When Margaret Morse became a recipient of the Nellie McClung Foundation “Manitoba 150 Women Trailblazer” award this past year, the question arose during a WMC board meeting whether any of our six women founders might have known Nellie McClung, Manitoba’s champion of women’s right to vote. She lived in Winnipeg from 1904 to 1915, and although no documentation of an acquaintance with Nellie has been found, there is a much closer link between the WMC and women’s rights.
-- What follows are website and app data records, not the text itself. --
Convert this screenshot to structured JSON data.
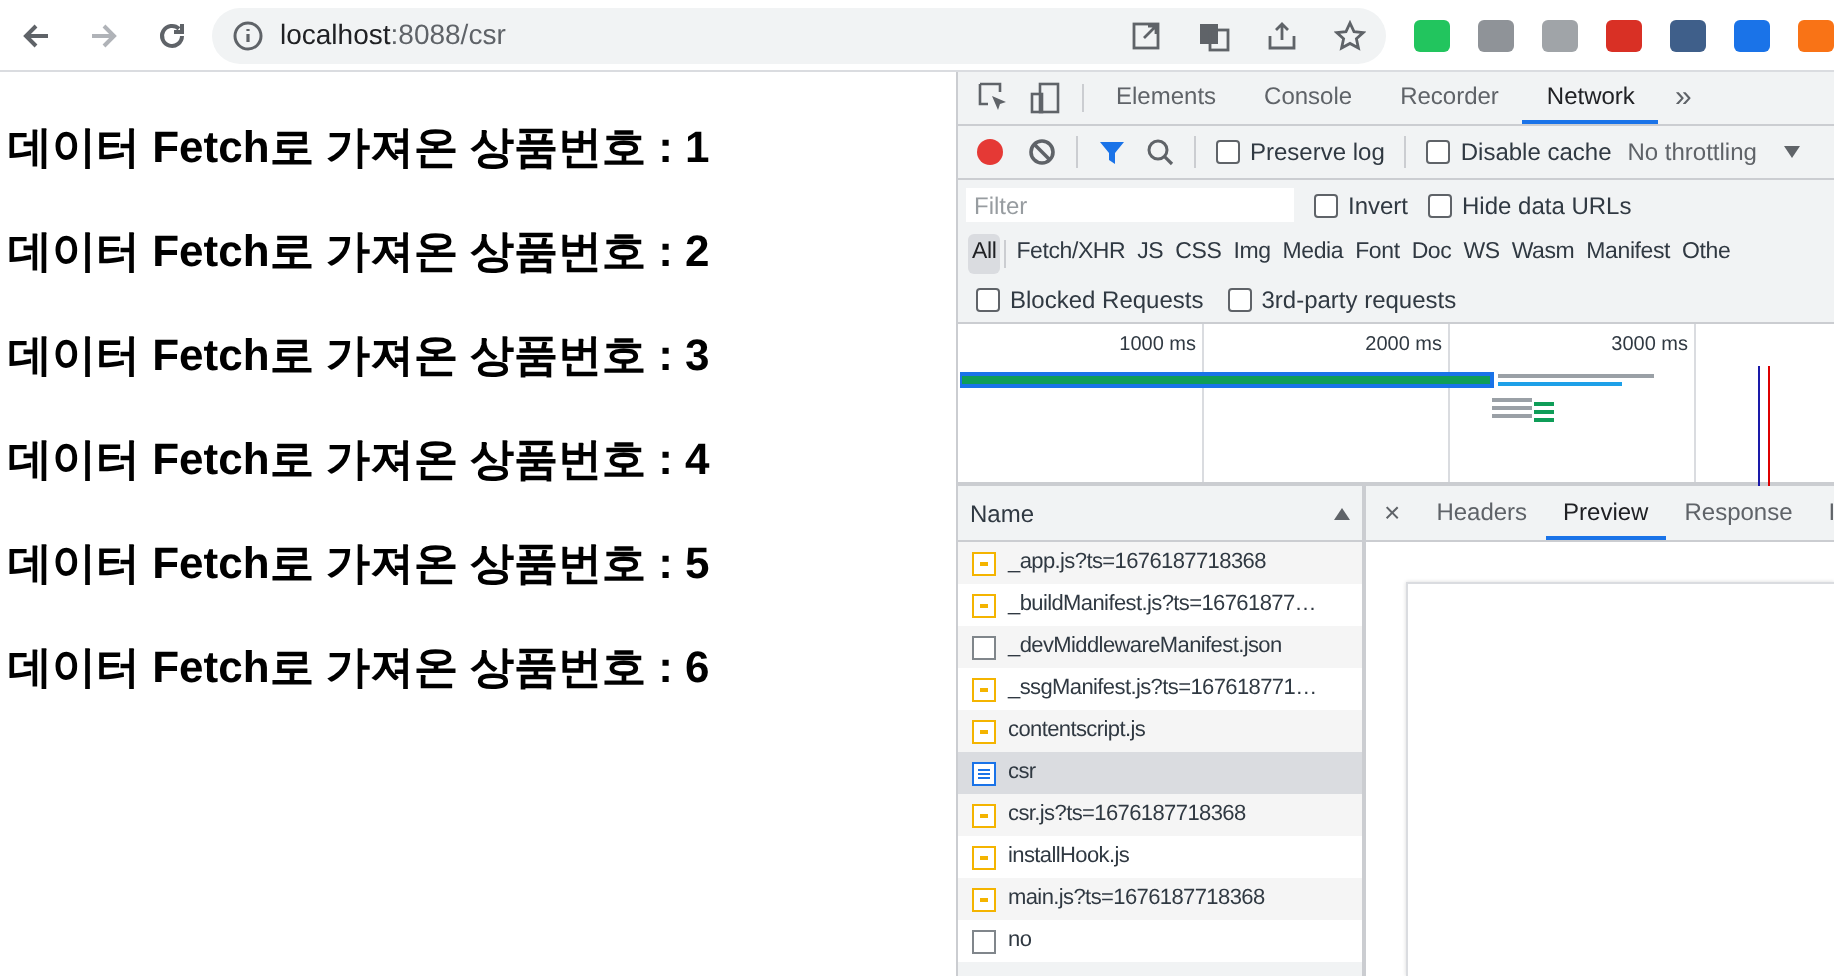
{
  "browser": {
    "url_host": "localhost",
    "url_rest": ":8088/csr",
    "extensions": [
      {
        "color": "#22c55e"
      },
      {
        "color": "#8f9398"
      },
      {
        "color": "#a0a4a8"
      },
      {
        "color": "#d93025"
      },
      {
        "color": "#3f5f8a"
      },
      {
        "color": "#1a73e8"
      },
      {
        "color": "#f97316"
      }
    ]
  },
  "page": {
    "headings": [
      "데이터 Fetch로 가져온 상품번호 : 1",
      "데이터 Fetch로 가져온 상품번호 : 2",
      "데이터 Fetch로 가져온 상품번호 : 3",
      "데이터 Fetch로 가져온 상품번호 : 4",
      "데이터 Fetch로 가져온 상품번호 : 5",
      "데이터 Fetch로 가져온 상품번호 : 6"
    ]
  },
  "devtools": {
    "tabs": [
      {
        "label": "Elements",
        "selected": false
      },
      {
        "label": "Console",
        "selected": false
      },
      {
        "label": "Recorder",
        "selected": false
      },
      {
        "label": "Network",
        "selected": true
      }
    ],
    "more_tabs": "»",
    "toolbar": {
      "preserve_log": {
        "label": "Preserve log",
        "checked": false
      },
      "disable_cache": {
        "label": "Disable cache",
        "checked": false
      },
      "throttling": "No throttling"
    },
    "filter": {
      "placeholder": "Filter",
      "invert": {
        "label": "Invert",
        "checked": false
      },
      "hide_data_urls": {
        "label": "Hide data URLs",
        "checked": false
      }
    },
    "type_filters": [
      {
        "label": "All",
        "selected": true
      },
      {
        "label": "Fetch/XHR",
        "selected": false
      },
      {
        "label": "JS",
        "selected": false
      },
      {
        "label": "CSS",
        "selected": false
      },
      {
        "label": "Img",
        "selected": false
      },
      {
        "label": "Media",
        "selected": false
      },
      {
        "label": "Font",
        "selected": false
      },
      {
        "label": "Doc",
        "selected": false
      },
      {
        "label": "WS",
        "selected": false
      },
      {
        "label": "Wasm",
        "selected": false
      },
      {
        "label": "Manifest",
        "selected": false
      },
      {
        "label": "Othe",
        "selected": false
      }
    ],
    "blocked_requests": {
      "label": "Blocked Requests",
      "checked": false
    },
    "third_party": {
      "label": "3rd-party requests",
      "checked": false
    },
    "timeline_ticks": [
      "1000 ms",
      "2000 ms",
      "3000 ms"
    ],
    "requests_header": "Name",
    "requests": [
      {
        "name": "_app.js?ts=1676187718368",
        "kind": "script",
        "selected": false
      },
      {
        "name": "_buildManifest.js?ts=16761877…",
        "kind": "script",
        "selected": false
      },
      {
        "name": "_devMiddlewareManifest.json",
        "kind": "other",
        "selected": false
      },
      {
        "name": "_ssgManifest.js?ts=167618771…",
        "kind": "script",
        "selected": false
      },
      {
        "name": "contentscript.js",
        "kind": "script",
        "selected": false
      },
      {
        "name": "csr",
        "kind": "document",
        "selected": true
      },
      {
        "name": "csr.js?ts=1676187718368",
        "kind": "script",
        "selected": false
      },
      {
        "name": "installHook.js",
        "kind": "script",
        "selected": false
      },
      {
        "name": "main.js?ts=1676187718368",
        "kind": "script",
        "selected": false
      },
      {
        "name": "no",
        "kind": "other",
        "selected": false
      }
    ],
    "detail_close": "×",
    "detail_tabs": [
      {
        "label": "Headers",
        "selected": false
      },
      {
        "label": "Preview",
        "selected": true
      },
      {
        "label": "Response",
        "selected": false
      },
      {
        "label": "I",
        "selected": false
      }
    ]
  }
}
Constance Eaton Hamilton (née Bodington), a WMC founder, and our President from 1899 to 1900, was a suffragist and social activist in her own right. Born in England, Constance was a trained pianist who studied at the Conservatory of Music in Leipzig and spoke German fluently. In 1887 she immigrated to Vancouver with her parents and in 1888 married Lauchlan Hamilton, Chief CPR surveyor. When they moved to Winnipeg in the early 1890’s, she soon became an important asset to its fledgling classical music community and, what is less well known, an advocate for immigrant women and their families in this frontier city. When she and her husband moved to Toronto in 1900, she continued both her interests in music and in social justice, particularly for women. She would, over time, chair the Toronto branch of the National Refugee Committee, head the National Council of Women's agriculture committee, and serve as president of the Equal Franchise League and the National Suffrage Organization. When Ontario women became entitled to run for public office in 1919, Constance Hamilton stood as the aldermanic candidate in Toronto’s Ward Three, and was elected on January 1, 1920, becoming the first woman in Ontario to hold elected office at either the municipal, provincial or federal level. She served two terms but did not seek re-election in 1922. She did, however, remain a “crusader” for women and immigrants until the end of her life. Her name lives on in Toronto in the “Constance E. Hamilton Award for Woman’s Equality”, given annually since 1979 by the Toronto City Council to a person who has made a significant contribution to improving the social, economic, cultural and political status of women. It is the women members of the Council who select the recipient. But what of Constance’s musical interests after she left Winnipeg? Once she moved to Toronto it is more difficult to find out about this part of her life. She is said to have been a founder of the Bach Society, but we don’t know whether she was a member of the Women’s Musical Club of Toronto. Perhaps a look into their archives might reveal this information. She is also said to have established an artist colony near Mississauga where painters, sculptors and musicians would come and she would feed them and clothe them - a far cry perhaps from the afternoon concerts and teas in Winnipeg, but still very much supporting the arts. Mary Lynn Duckworth, WMC Chair of Archives June 2021